As my one friend put it, I will definitely give it to my fellow doctorate friends who have an Ed.D versus a Ph.D, or went to a B-level school versus an A-list school. But, let’s not kid ourselves, I could have not gone to my Ph.D class on management, or done poorly, and no one is losing their life!

The fact is, all doctorate recipients did the work. Professionally, they will take being called “Dr.” in that professional setting. Professors might not ask to be called “Dr.” but if a student calls them by “Dr.” it fits the professional setting. If Jill Biden is working on Educational Policy and Strategy, if completely fits her being called Dr. Biden, that is her professional role.

If I’m going out for dinner with Jill and Joe, in a personal setting, of course, it would seem weird for her to want me to call her Dr. Jill Biden at the dinner table, if we were just having a social dinner. But, that’s not what this is about. This is about someone you thinks he knows more than everyone else, and he’s going to mansplain it to us all, especially, a woman.

If Jill wants to be called Dr. Jill Biden, call her that. If you don’t like it, then don’t put yourself in a position to have to use her name. I’m sure she would appreciate that.

That 20 Minute Phone Screen is a Candidate’s Most Important Moment of the Week!

A lot of folks are currently out of job and looking for work. Not many jobs open. Too many candidates lead to a lot of rejections, black holes, no feedback, and very few “interviews”.

You and I (TA Leaders and Pros) don’t consider a twenty-minute phone screen to be an interview. Candidates definitely believe it’s an interview. They prepare for your phone screen at the same level they prepare for an in-person interview with the hiring manager. First impressions and all.

Here’s the problem, that twenty-minute phone screen, one of many you will have during the week, isn’t even in your top 25 most important things you’ll be doing this week. So, how do we address this variance in importance with how the candidate will ultimately view your employment brand, you, your hiring manager, and the job?

That’s a tricky question.

I think the first thing we need to do in talent acquisition is simply to recognize this reality. We are going to be talking with scheduled candidates about who we are, who they are, and what we have, and this is extremely important to them, especially for those out of job. To have some empathy and understanding of the situation. To provide something of value, even as we look to gain some value of information ourselves.

It’s a powerful thing to know you’ll be talking with a number of people in a week, all of whom this could be their most important conversation of the week, month, year. That we (all recruiters) have a major impact on this event in their lives. We can create an amazing experience, or we can do something less than amazing.

I have this naive belief that all of us humans actually want to do things that make other people happy and satisfied. Isn’t that a great little fuzzy, cute world I live in!?! If we knew we had the power to make someone’s life just a little better, we would use that power for good. That if given the choice to make someone’s day brighter, we would always make the right choice.

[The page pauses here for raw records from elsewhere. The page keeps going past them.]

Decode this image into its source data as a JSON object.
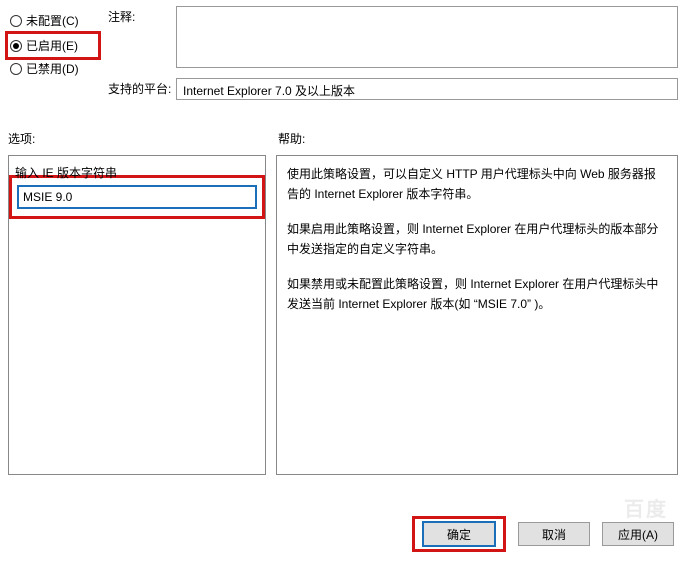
{
  "radios": {
    "unconfigured": "未配置(C)",
    "enabled": "已启用(E)",
    "disabled": "已禁用(D)"
  },
  "labels": {
    "comment": "注释:",
    "platform": "支持的平台:",
    "options": "选项:",
    "help": "帮助:",
    "ie_version": "输入 IE 版本字符串"
  },
  "values": {
    "platform_text": "Internet Explorer 7.0 及以上版本",
    "ie_input": "MSIE 9.0"
  },
  "help_text": {
    "p1": "使用此策略设置，可以自定义 HTTP 用户代理标头中向 Web 服务器报告的 Internet Explorer 版本字符串。",
    "p2": "如果启用此策略设置，则 Internet Explorer 在用户代理标头的版本部分中发送指定的自定义字符串。",
    "p3": "如果禁用或未配置此策略设置，则 Internet Explorer 在用户代理标头中发送当前 Internet Explorer 版本(如 “MSIE 7.0” )。"
  },
  "buttons": {
    "ok": "确定",
    "cancel": "取消",
    "apply": "应用(A)"
  }
}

Well, we do.

Do Good. Be Kind. As Chris Kurtz would say.

This week, as you go out into the world and phone screen your brands out. Try and make someone’s week. You are worth it. They are worth it.